It’s been almost 27 1/2 years since I came into existence; 10 and 1/2 years since my father passed away. The things I have learned in past 10 years; sometimes I wonder if my father would have been here, would I have been the same person as I am today? Passing of my father made us choose certain things that we wouldn’t have done in his presence. I wouldn’t have taken a job immediately after engineering. This would mean I wouldn’t have joined Accenture. And that would mean I would have never went to US of A and ultimately I wouldn’t be the person I am today.

More importantly, I wouldn’t have gone to the world of philosophy to get answers to the questions about my existence, my life, the universe and everything. I don’t know how else would I have found a reason to seek these answers had my father lived today and we didn’t had to go through the things that we have gone through in past 10 years.

I was always an atheist. Even though my family wasn’t. We had a big temple just in the backyard of our house. My father and mother both knew it and never forced me the dogma of religion. Although I don’t remember my father talking about Gods and Goddesses except on couple of occasions. The most memorable is when we had the mass miracle all over – idols drinking milk! That didn’t change anything in me since the news channel had already reported the capillary action was the reason behind this “miracle”. But my father spoke passionately. Although I don’t quite remember what was going in my mind when I heard him talking – was I thinking my father is just crazy to believe in this or I was just being a 10 year old naive kid sitting and listening to “elder’s talk”. I do, however, remember some flashes of their conversations.


Look at that mustache! How can you not take this guy seriously? :p

As I grew up and read books on various subjects and became more aware about the world outside home; the more convinced I was that I
didn’t need to follow any religion to lead a good life. Morality shouldn’t be defined as doing good deeds just so that you don’t get punished by any God.  This comes up more than one time in all the Existentialist philosopher’s writings. Nietzsche’s declaration “God is dead” in Zarathustra was a critique  on the association of morality and divinity – that Christian notion of God can no longer server as the basis for morality. However, Nietzsche, was also concerned about the growing atheism and feared it would lead to nihilism – a state where nothing has any value and human existence has no meaning and purpose.

It is indeed a crisis. What do we believe in if we remove higher metaphysical entity and what do we really base our moral principles on? Nietzsche was very concerned with this question and set out to find the answer. It was his own personal crisis that led him to publish his thoughts in the book “Thus Spoke Zarathustra”. He claimed “God is dead” and by that he meant the idea of God can no longer serve as the basis for all values. He replaced God with the concept of Ubermensch – a goal for humanity to set for itself. Ubermensch serves to provide the value in one’s life – how? we shall read more of it.

Before I end this post, I want to say that Nietzsche was very critical about the idea for the search of the ultimate truth – the objective truth.
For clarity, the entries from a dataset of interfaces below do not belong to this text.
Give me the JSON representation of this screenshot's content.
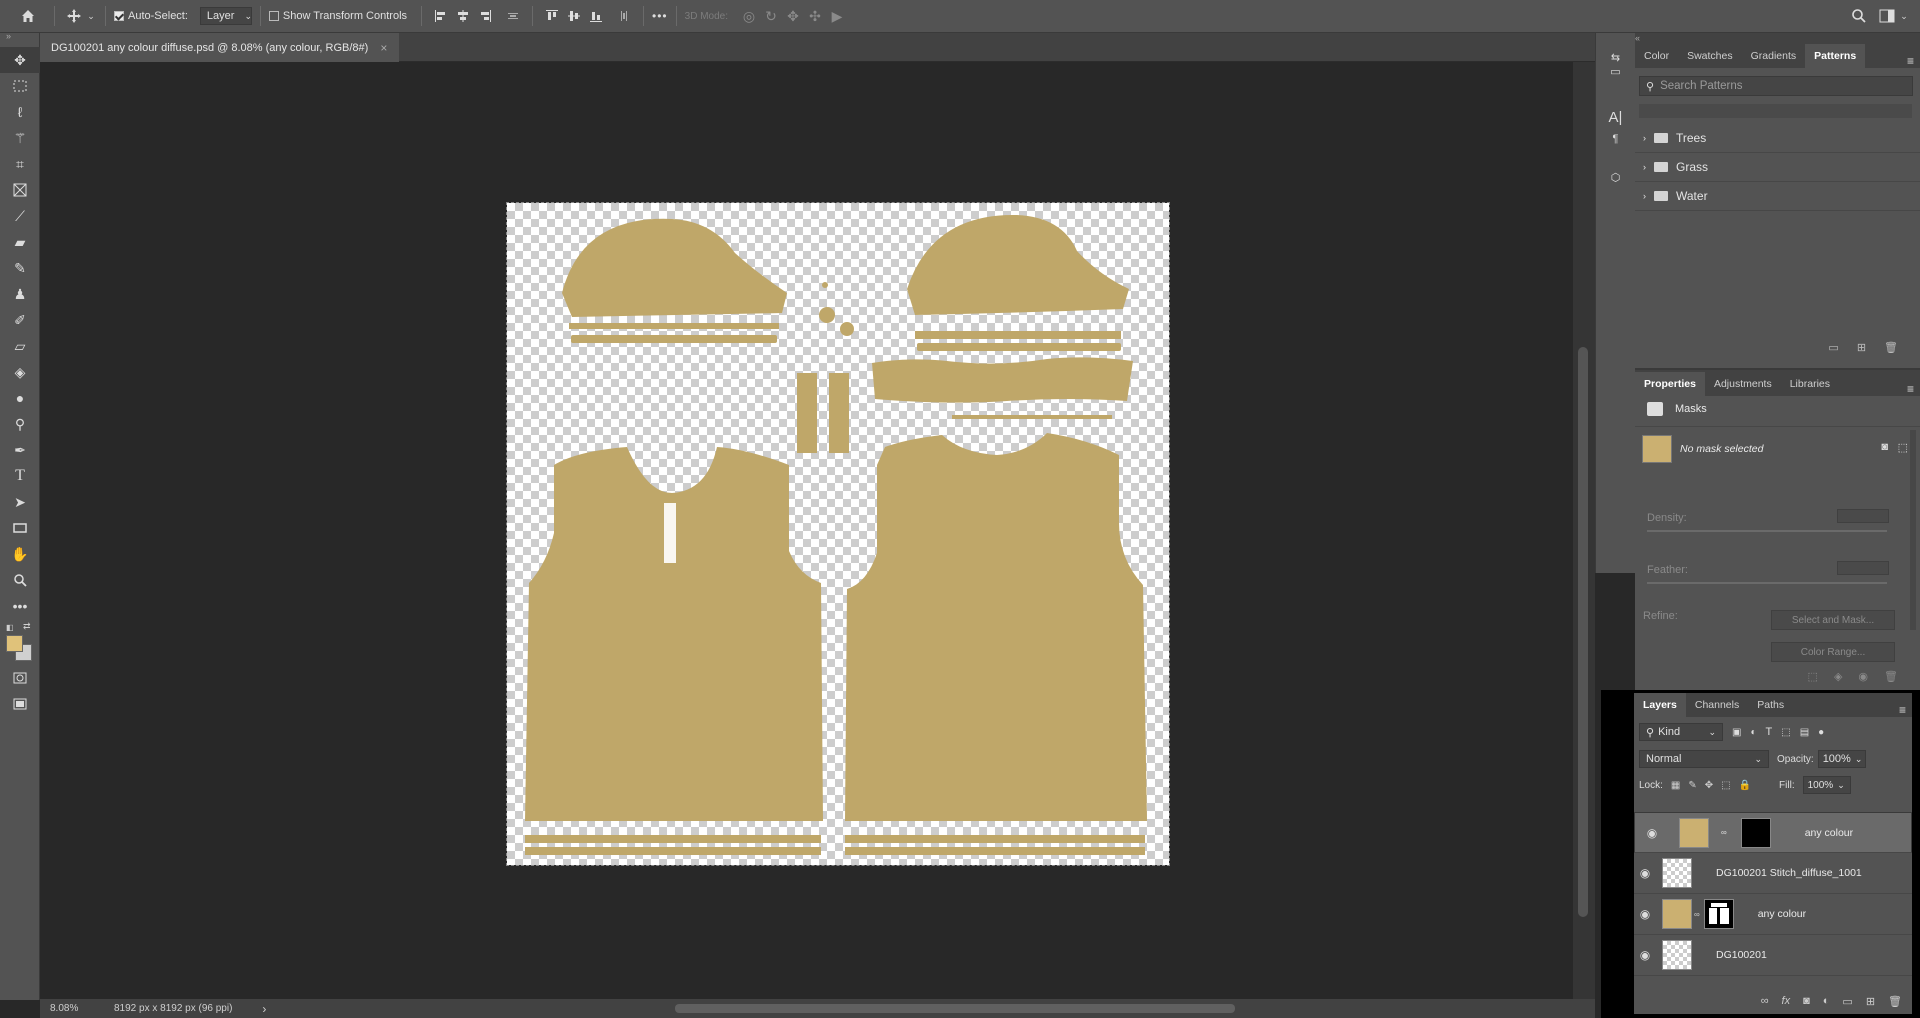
{
  "options_bar": {
    "auto_select_label": "Auto-Select:",
    "auto_select_checked": true,
    "layer_select": "Layer",
    "show_transform_label": "Show Transform Controls",
    "mode_3d_label": "3D Mode:",
    "more_label": "•••"
  },
  "document": {
    "tab_title": "DG100201 any colour diffuse.psd @ 8.08% (any colour, RGB/8#)",
    "close_glyph": "×",
    "shape_color": "#bfa769"
  },
  "status": {
    "zoom": "8.08%",
    "dimensions": "8192 px x 8192 px (96 ppi)",
    "arrow": "›"
  },
  "patterns_panel": {
    "tabs": [
      "Color",
      "Swatches",
      "Gradients",
      "Patterns"
    ],
    "active_tab": "Patterns",
    "search_placeholder": "Search Patterns",
    "folders": [
      "Trees",
      "Grass",
      "Water"
    ]
  },
  "properties_panel": {
    "tabs": [
      "Properties",
      "Adjustments",
      "Libraries"
    ],
    "section": "Masks",
    "mask_state": "No mask selected",
    "density_label": "Density:",
    "feather_label": "Feather:",
    "refine_label": "Refine:",
    "select_mask_button": "Select and Mask...",
    "color_range_button": "Color Range..."
  },
  "layers_panel": {
    "tabs": [
      "Layers",
      "Channels",
      "Paths"
    ],
    "filter_kind": "Kind",
    "blend_mode": "Normal",
    "opacity_label": "Opacity:",
    "opacity_value": "100%",
    "lock_label": "Lock:",
    "fill_label": "Fill:",
    "fill_value": "100%",
    "layers": [
      {
        "name": "any colour",
        "thumb": "color",
        "mask": "black",
        "selected": true
      },
      {
        "name": "DG100201 Stitch_diffuse_1001",
        "thumb": "transparent",
        "mask": null,
        "selected": false
      },
      {
        "name": "any colour",
        "thumb": "color",
        "mask": "shapes",
        "selected": false
      },
      {
        "name": "DG100201",
        "thumb": "transparent",
        "mask": null,
        "selected": false
      }
    ]
  },
  "colors": {
    "foreground": "#e0c27a",
    "background": "#d0d0d0",
    "accent_selected_layer": "#6a6a6a"
  }
}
In his book “Beyond Good and Evil”, he criticized past philosophers for perpetuating the dogma of finding truth as something out of this world. He was so against this idea, that he even went to criticize science  in the context that it does not really help in making us humans feel exceptional about ourselves – after all the more we find about the world around us, the more insignificant and tiny we feel in relation to the rest of the universe.

Nietzsche’s this viewpoint is what makes me read more and more. In essence, it says there is no point in knowing the ultimate truth. Instead of  asking why you exist, you should ask, now that I exist, what can I do with my life? What value can I provide to me and people around me.   This is the first step towards becoming the Ubermensch. When one is able to grasp this, the idea of meaningful life without the need of religion and God becomes apparent.

…to be continued.

PS: I am writing this series as I myself progress through reading and re-reading and understanding and un-understanding this philosophy. I can’t say now how frequently I will update, but I am sure I will keep thinking about these ideas until my brain ceases to function. Also, please don’t think one post or even one blog will do a justice to the concept of existentialism. Nietzsche is just one of the many philosophers and sometimes regarded as an existentialist-before-his-time.   There is lots to read about – Jean-Paul Sartre, Martin Heidegger, Albert Camus among the major existentialists.